void UFGLevelEditorUtility::CreateLevelModules(TArray<UTexture2D*> LevelSchematics, UFGLevelDataSpecs* DataSpecs)
{
#if WITH_EDITOR
	UE_LOG(LogLevelEditorUtility, Log, TEXT("Tried to create level modules"));

	UWorld* World = GEditor->GetEditorWorldContext().World();
	
	int ModuleSize = DataSpecs->ModuleSize;
	for (int i = 0; i < LevelSchematics.Num(); i++)
	{
		UTexture2D* Texture = LevelSchematics[i];
		AFGLevelModule* LevelModuleInstance = World->SpawnActor<AFGLevelModule>(AFGLevelModule::StaticClass());
		
		FString Name = FString(TEXT("BP_") + Texture->GetName());
		FString PackageName = FString(TEXT("/Game/_Game/Blueprints/LevelModules/")) + Name;
		if (UEditorAssetLibrary::DoesAssetExist(PackageName))
		{
			UE_LOG(LogLevelEditorUtility, Error, TEXT("Couldn't create a blueprint with name %s since it already exists, please delete it first"), *Name);
			continue;
		}
		if(ModuleSize != Texture->PlatformData->Mips[0].SizeX || ModuleSize != Texture->PlatformData->Mips[0].SizeY)
		{
			UE_LOG(LogLevelEditorUtility, Error, TEXT("Couldn't create a blueprint with name %s since the resolution of the texture doesn't match the module size defined in LevelDataSpecs"), *Name)
			continue;
		}
		
		ParseTexture(LevelModuleInstance, Texture, DataSpecs);

		FKismetEditorUtilities::FCreateBlueprintFromActorParams Params;
		Params.bOpenBlueprint = false;
		UBlueprint* Blueprint = FKismetEditorUtilities::CreateBlueprintFromActor(PackageName, LevelModuleInstance, Params);
	}
#endif
}
// Called in ParseTexture for each pixel (the relative position this component should have is also calculated there)
void UFGLevelEditorUtility::ParsePixelColor(AFGLevelModule* LevelModule, FColor PixelColor, FVector RelativePosition, UFGLevelDataSpecs* DataSpecs, int xCoord, int yCoord)
{
	const int ModuleSize = DataSpecs->ModuleSize;

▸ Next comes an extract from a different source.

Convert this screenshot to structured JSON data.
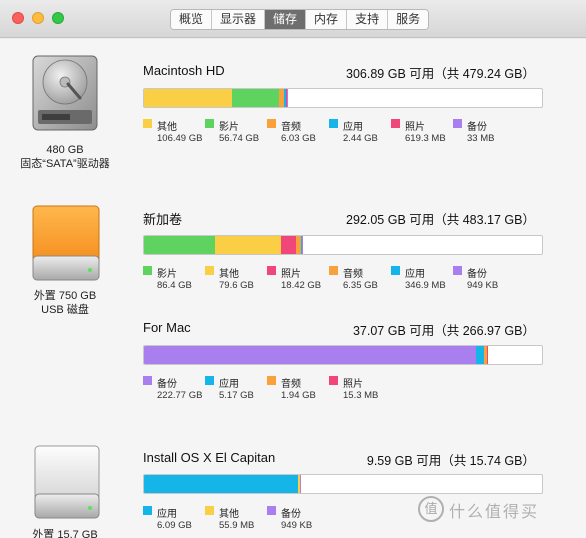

	if(FMath::Abs(PixelColor.A) <= ColorTolerance)
	{
		if(LevelModule->DoorLocations[Up] == -1 && yCoord == 0)
			LevelModule->DoorLocations[Up] = xCoord;
		
		if(LevelModule->DoorLocations[Left] == -1 && xCoord == 0)
			LevelModule->DoorLocations[Left] = yCoord;
		
		if(LevelModule->DoorLocations[Down] == -1 && yCoord == ModuleSize - 1)
			LevelModule->DoorLocations[Down] = xCoord;
		
		if(LevelModule->DoorLocations[Right] == -1 && xCoord == ModuleSize - 1)
			LevelModule->DoorLocations[Right] = yCoord;

		return;
	}
	
	for(FColorMappingData Set : DataSpecs->ColorMappings)
	{
		if(!Set.Class && !Set.ActorClass)
			continue;
		
		if(!ColorsAreAlmostEqual(Set.Color, PixelColor))
			continue;

		USceneComponent* Component;
		if(Set.ClassTypeToUse.GetValue() == ActorComponent)
		{
			Component = NewObject<USceneComponent>(LevelModule, Set.Class, FName(TEXT("Feature_") + FString::FromInt(xCoord) + TEXT(",") + FString::FromInt(yCoord)), RF_Transactional);
		}
		else
		{
			Component = NewObject<UChildActorComponent>(LevelModule, UChildActorComponent::StaticClass(), FName(TEXT("Feature_") + FString::FromInt(xCoord) + TEXT(",") + FString::FromInt(yCoord)), RF_Transactional);
			Cast<UChildActorComponent>(Component)->SetChildActorClass(Set.ActorClass);
		}

		LevelModule->AddInstanceComponent(Component);
		Component->AttachToComponent(LevelModule->GetRootComponent(), FAttachmentTransformRules(EAttachmentRule::KeepWorld, false));
		Component->SetRelativeLocation(RelativePosition);
	}
}

bool UFGLevelEditorUtility::ColorsAreAlmostEqual(const FColor A, const FColor B, const int Tolerance)
{
	return FMath::Abs(A.R - B.R) <= Tolerance && FMath::Abs(A.G - B.G) <= Tolerance && FMath::Abs(A.B - B.B) <= Tolerance && FMath::Abs(A.A - B.A) <= Tolerance;
}